Berries contain a collection of naturally occurring phytochemicals including anthocyanins, which give berries their rich colors and which may be effective against raising harmful blood lipids. Some other their antioxidant phytonutrients may improve cognitive and motor function as we age and the unique proanthocyanidins in cranberries provide antibacterial-type properties. New research also shows that some anthocyanins present in berries may boost hormones that help increase fat burning and blunt hunger.
Eating berries several times a week can be one of the best things to do for your health. While berries may be best in the summer, you can find fresh domestically-grown strawberries most of the year and cranberries are harvested in the fall, and available through Christmas. Thanks to the new varieties of unsweetened frozen picks at my supermarket, I’m enjoying frozen raspberries, blueberries, blackberries and strawberries this winter. Freezing fruit at the peak of ripeness actually helps lock in nutrients and research shows that the beneficial phytonutrients survive freezing.
AFH’s Tips for Getting More Berries In Your Diet
- Use frozen berries instead of ice cubes when making smoothies
- Top whole-grain frozen toaster waffles with fresh berries
- Mix berries in to your yogurt or enjoy with your morning cereal
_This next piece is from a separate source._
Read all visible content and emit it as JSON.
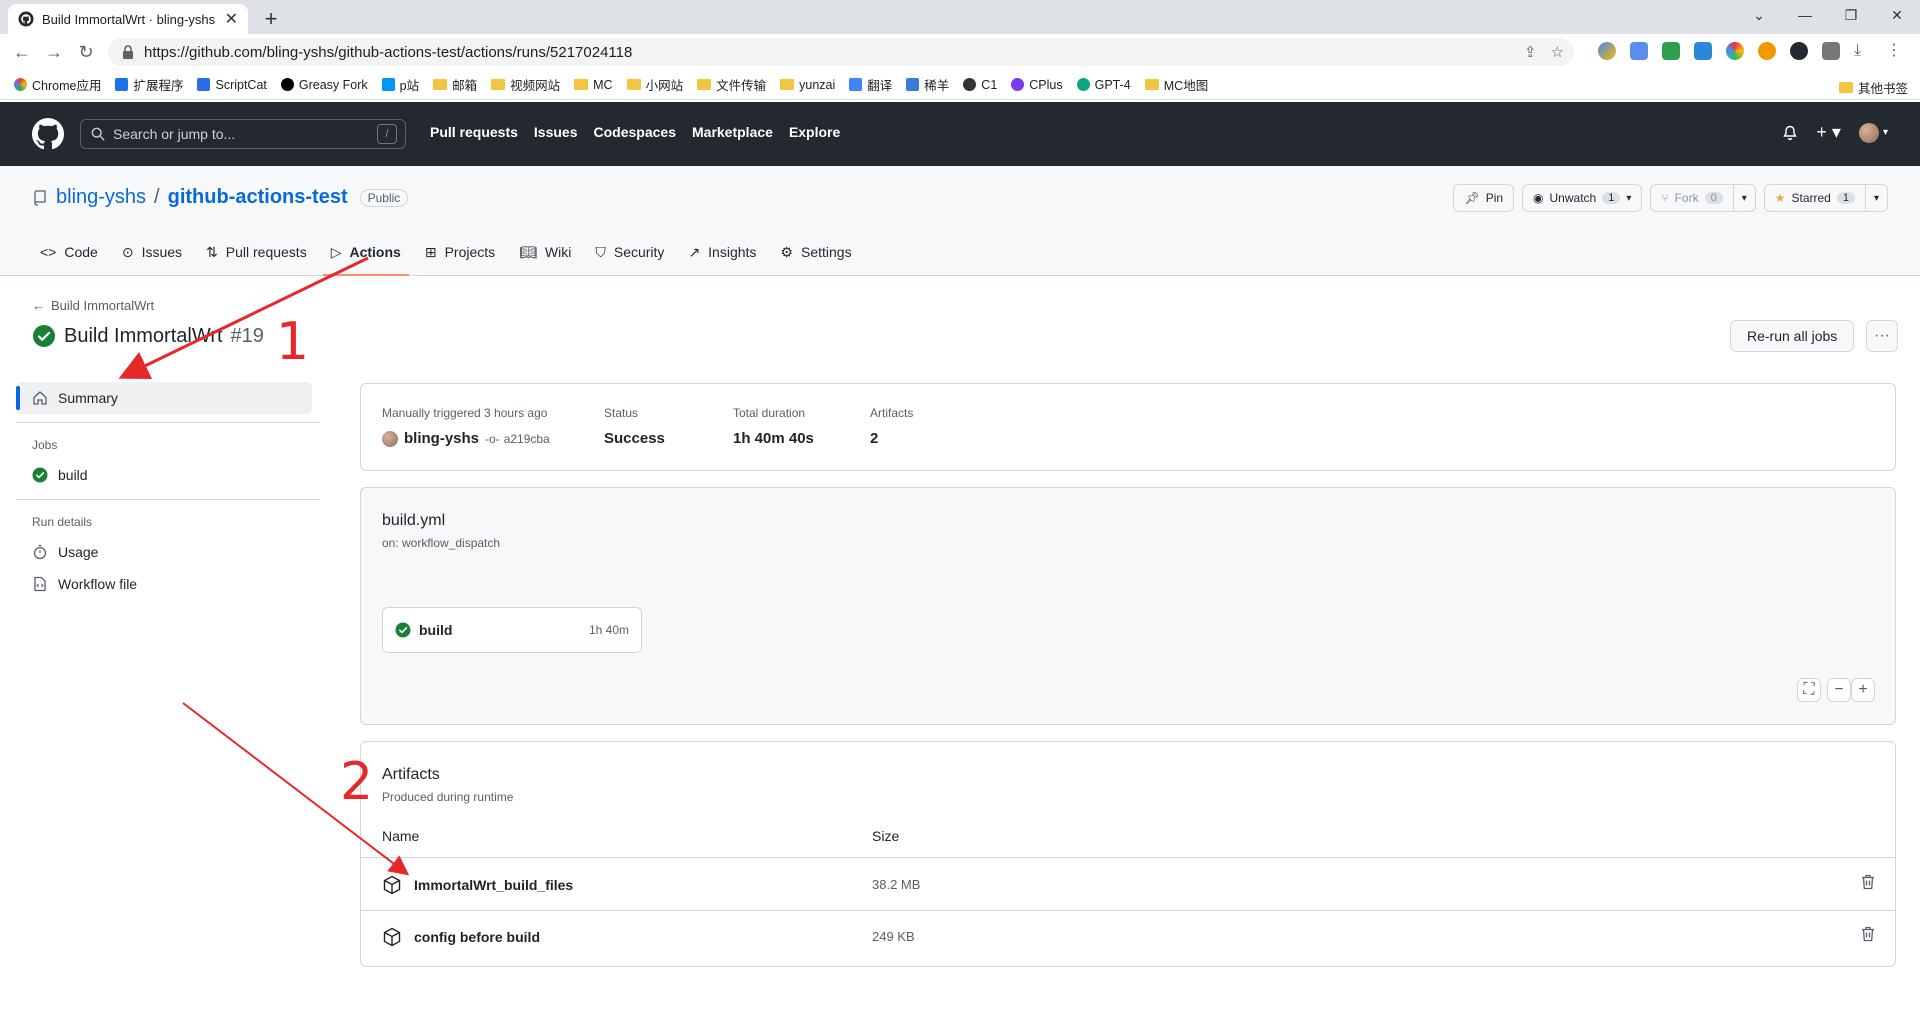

- Add dried berries to the top of your yogurt, trail mix or wild or brown rice side dish[/sws_green_box]